Meghan Markle stood on the Buckingham Palace balcony for the first time with the Royal Family during the annual Trooping the Colour ceremony to celebrate the Queen’s birthday.
The Trooping of the Colour “has marked the official birthday of the British Sovereign for over 260 years,” according to the Royal Family’s website. Queen Elizabeth II is now 92-years-old. Her family gathered with her on the balcony on June 9, 2018, and rode through the streets of London in carriages. Among them: Meghan Markle, the American actress who recently wed Britain’s Prince Harry. You can see photos throughout this article.
Here’s what you need to know:
Trooping the Colour is a ceremony designed to commemorate the Queen’s birthday. “Over 1400 parading soldiers, 200 horses and 400 musicians come together each June in a great display of military precision, horsemanship and fanfare to mark The Queen’s official birthday,” the family’s website explains.
The streets “are lined with crowds waving flags as the parade moves from Buckingham Palace and down The Mall to Horse Guard’s Parade, alongside Members of the Royal Family on horseback and in carriages,” according to the website. Meghan Markle stood next to Prince Harry in the back of the family gathering. She was seen speaking with Harry and Prince Charles during various moments on the balcony.
Markle and Prince Harry are newlyweds, and she is now known by the title Duchess of Sussex, which was conveyed to her by the Queen upon the couple’s marriage. Prince Harry is sixth in line to the British throne. His father, Charles, his brother, William, and William’s three children are before Harry in the line of succession.
According to the family’s website, the Trooping the Colour ceremony “closes with an RAF fly-past, watched by Members of the Royal Family from Buckingham Palace balcony.” That’s why the balcony photos often show the royals craning their necks to look into the sky.
What happens during a Trooping the Colour ceremony? As with a lot of things in royal circles, there are strict traditions that are followed. “Once The Queen has arrived at Horse Guard’s Parade in Whitehall, she is greeted by a Royal salute and carries out an inspection of the troops, who are fully trained and operational soldiers wearing the ceremonial uniform of red tunics and bearskin hats,” says the website.
The Queen used to ride on horseback during this ceremony, but she doesn’t do that anymore because of her age. Instead, the elderly monarch chooses to ride in a carriage along with the rest of her family.
The ceremony is very military-based. “Once the Foot Guards have marched past The Queen, she rides back to Buckingham Palace at the head of the soldiers, before taking the salute again at the Palace from a dais,” the website says.
“After the military bands have performed, the escorted Regimental Colour, or flag, is processed down the ranks of soldiers. Over one hundred words of command are used by the Officer in Command of the Parade to direct the several hundred soldiers,” the website explains.

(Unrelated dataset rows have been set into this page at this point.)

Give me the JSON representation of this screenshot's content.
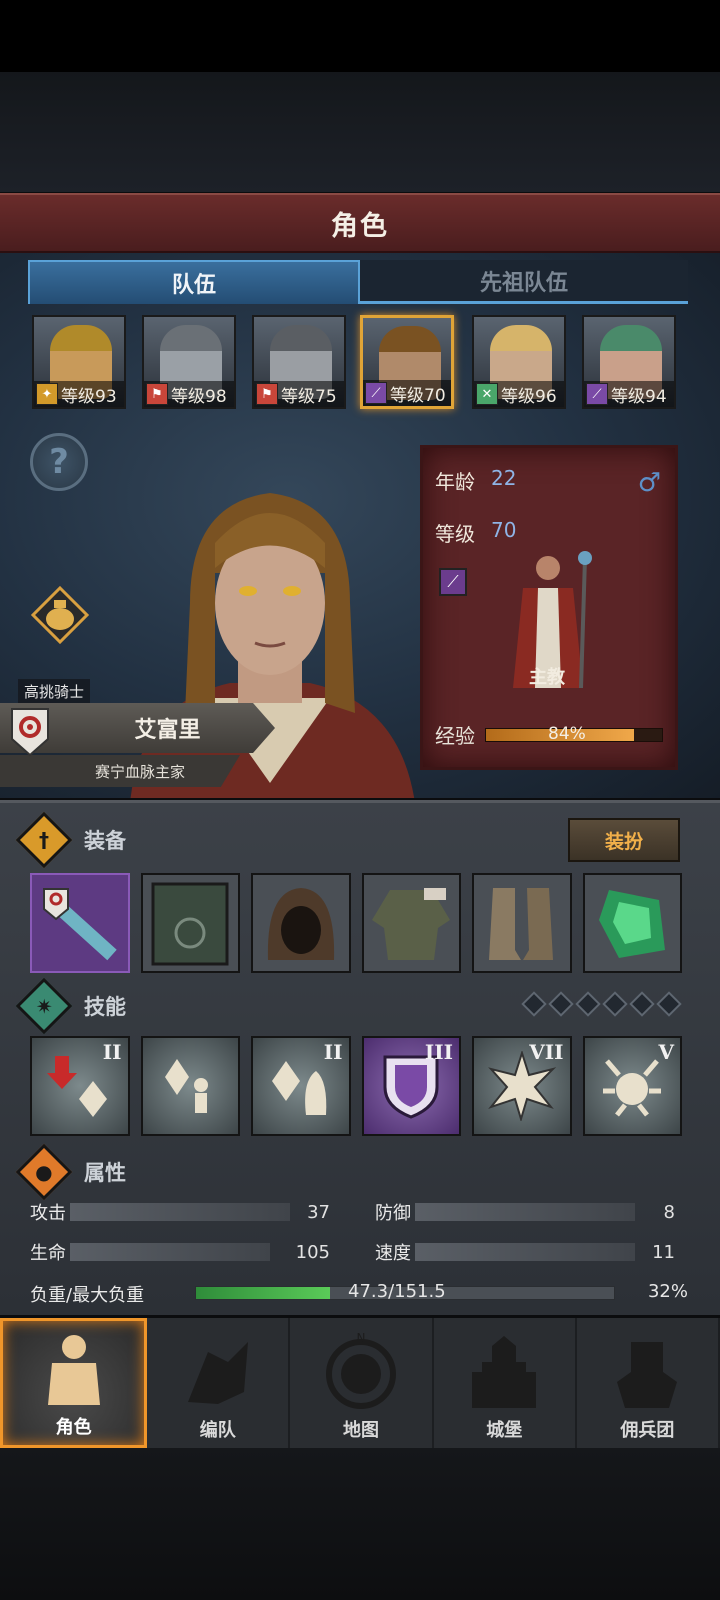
{
  "header": {
    "title": "角色"
  },
  "tabs": [
    {
      "label": "队伍",
      "active": true
    },
    {
      "label": "先祖队伍",
      "active": false
    }
  ],
  "roster": [
    {
      "level": "等级93",
      "badge_color": "#d39a2a",
      "skin": "#c89a5a",
      "hair": "#b08a2a"
    },
    {
      "level": "等级98",
      "badge_color": "#c9463a",
      "skin": "#9aa0a6",
      "hair": "#6a7076"
    },
    {
      "level": "等级75",
      "badge_color": "#c9463a",
      "skin": "#9a9ea3",
      "hair": "#5a5e63"
    },
    {
      "level": "等级70",
      "badge_color": "#7a4aa6",
      "skin": "#b08a6a",
      "hair": "#7a5222",
      "selected": true
    },
    {
      "level": "等级96",
      "badge_color": "#4aa66a",
      "skin": "#c9a88a",
      "hair": "#d6b46a"
    },
    {
      "level": "等级94",
      "badge_color": "#7a4aa6",
      "skin": "#c9a08a",
      "hair": "#4a8a6a"
    }
  ],
  "character": {
    "rank": "高挑骑士",
    "name": "艾富里",
    "house": "赛宁血脉主家",
    "age_label": "年龄",
    "age": "22",
    "level_label": "等级",
    "level": "70",
    "class_name": "主教",
    "exp_label": "经验",
    "exp_percent_text": "84%",
    "exp_fraction": 0.84
  },
  "equipment": {
    "title": "装备",
    "dress_button": "装扮",
    "slots": [
      "weapon",
      "book",
      "hood",
      "tunic",
      "boots",
      "charm"
    ]
  },
  "skills": {
    "title": "技能",
    "tiers": [
      "II",
      "",
      "II",
      "III",
      "VII",
      "V"
    ],
    "pips": 6
  },
  "attributes": {
    "title": "属性",
    "attack_label": "攻击",
    "attack": "37",
    "defense_label": "防御",
    "defense": "8",
    "hp_label": "生命",
    "hp": "105",
    "speed_label": "速度",
    "speed": "11",
    "load_label": "负重/最大负重",
    "load_text": "47.3/151.5",
    "load_pct": "32%",
    "load_fraction": 0.32
  },
  "nav": [
    {
      "label": "角色",
      "active": true
    },
    {
      "label": "编队",
      "active": false
    },
    {
      "label": "地图",
      "active": false
    },
    {
      "label": "城堡",
      "active": false
    },
    {
      "label": "佣兵团",
      "active": false
    }
  ],
  "colors": {
    "accent": "#f0962a",
    "tab_blue": "#5aa2d8",
    "header_red": "#5a2426"
  }
}
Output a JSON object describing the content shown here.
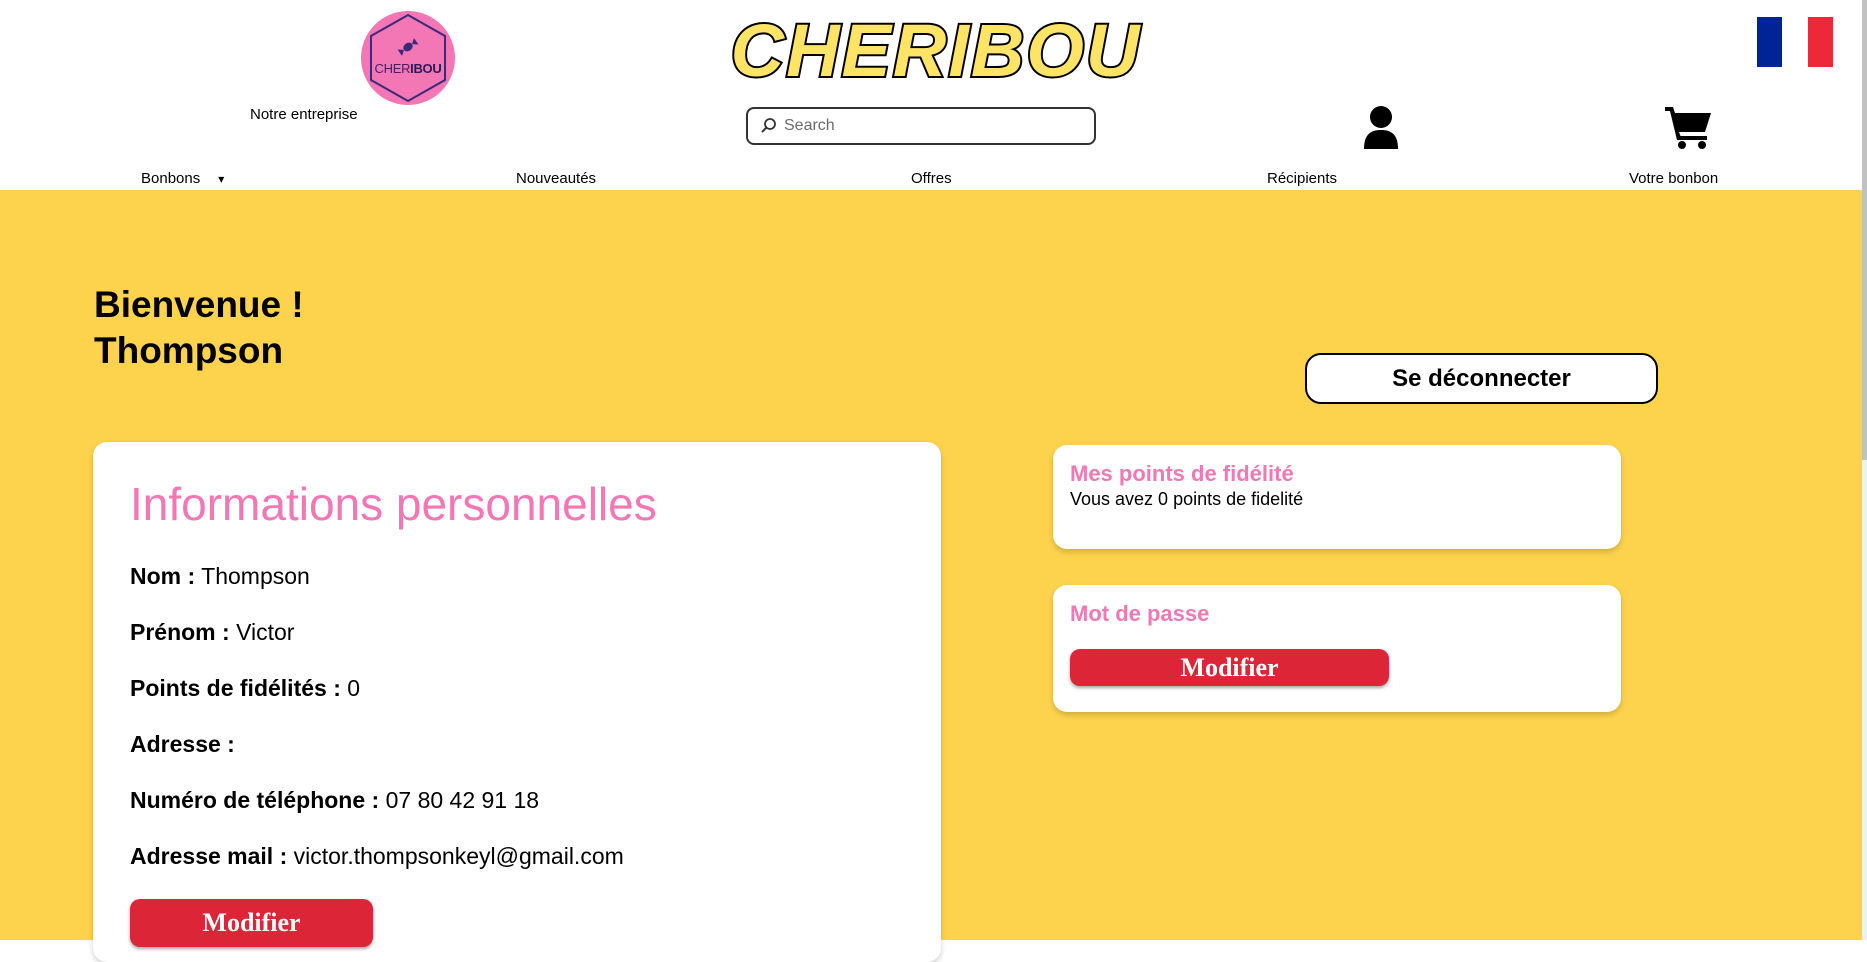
{
  "header": {
    "logo": {
      "text_part1": "CHER",
      "text_part2": "IBOU"
    },
    "company_link": "Notre entreprise",
    "brand_title": "CHERIBOU",
    "search": {
      "placeholder": "Search",
      "value": ""
    },
    "icons": {
      "user": "user-icon",
      "cart": "cart-icon",
      "flag": "french-flag-icon"
    },
    "flag_colors": [
      "#002395",
      "#ffffff",
      "#ed2939"
    ]
  },
  "nav": {
    "items": [
      {
        "label": "Bonbons",
        "has_dropdown": true,
        "arrow": "▾"
      },
      {
        "label": "Nouveautés"
      },
      {
        "label": "Offres"
      },
      {
        "label": "Récipients"
      },
      {
        "label": "Votre bonbon"
      }
    ]
  },
  "main": {
    "welcome_line1": "Bienvenue !",
    "welcome_line2": "Thompson",
    "logout_label": "Se déconnecter",
    "personal_info": {
      "title": "Informations personnelles",
      "fields": [
        {
          "label": "Nom :",
          "value": "Thompson"
        },
        {
          "label": "Prénom :",
          "value": "Victor"
        },
        {
          "label": "Points de fidélités :",
          "value": "0"
        },
        {
          "label": "Adresse :",
          "value": ""
        },
        {
          "label": "Numéro de téléphone :",
          "value": "07 80 42 91 18"
        },
        {
          "label": "Adresse mail :",
          "value": "victor.thompsonkeyl@gmail.com"
        }
      ],
      "edit_label": "Modifier"
    },
    "loyalty": {
      "title": "Mes points de fidélité",
      "text": "Vous avez 0 points de fidelité"
    },
    "password": {
      "title": "Mot de passe",
      "edit_label": "Modifier"
    }
  },
  "colors": {
    "background_yellow": "#fdd34d",
    "accent_pink": "#f277b4",
    "button_red": "#dc2637",
    "brand_title_fill": "#fde466"
  }
}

Finally, the family ends up on the balcony. “Her Majesty is then joined by other Members of the Royal Family on the balcony at Buckingham Palace to watch a fly-past by the Royal Air Force. A 41-gun salute is also fired in Green Park to mark the occasion,” according to the website.
The Royal Family has been participating in this ceremony for many years.
Meghan & Kate
All eyes were on Meghan, Duchess of Sussex, and Kate, Duchess of Cambridge, at the ceremony. There aren’t many photos from the event showing them interacting, however.
Past Trooping the Colour Photos
There was a royal first during the Trooping the Colour 2018. “A Sikh Coldstream Guards soldier became the first to wear a turban during the Royal Horseguards ceremony Saturday,” reported Time Magazine, which named him as Charanpreet Singh Lall.
Prince Philip, who is now 96, has been prominently featured in past Trooping the Colour ceremonies, but he did not attend the 2018 event.
The Queen’s closest family members usually gather on the balcony, including her children, grandchildren, and previously her mother, sister, and, at times, her first cousins.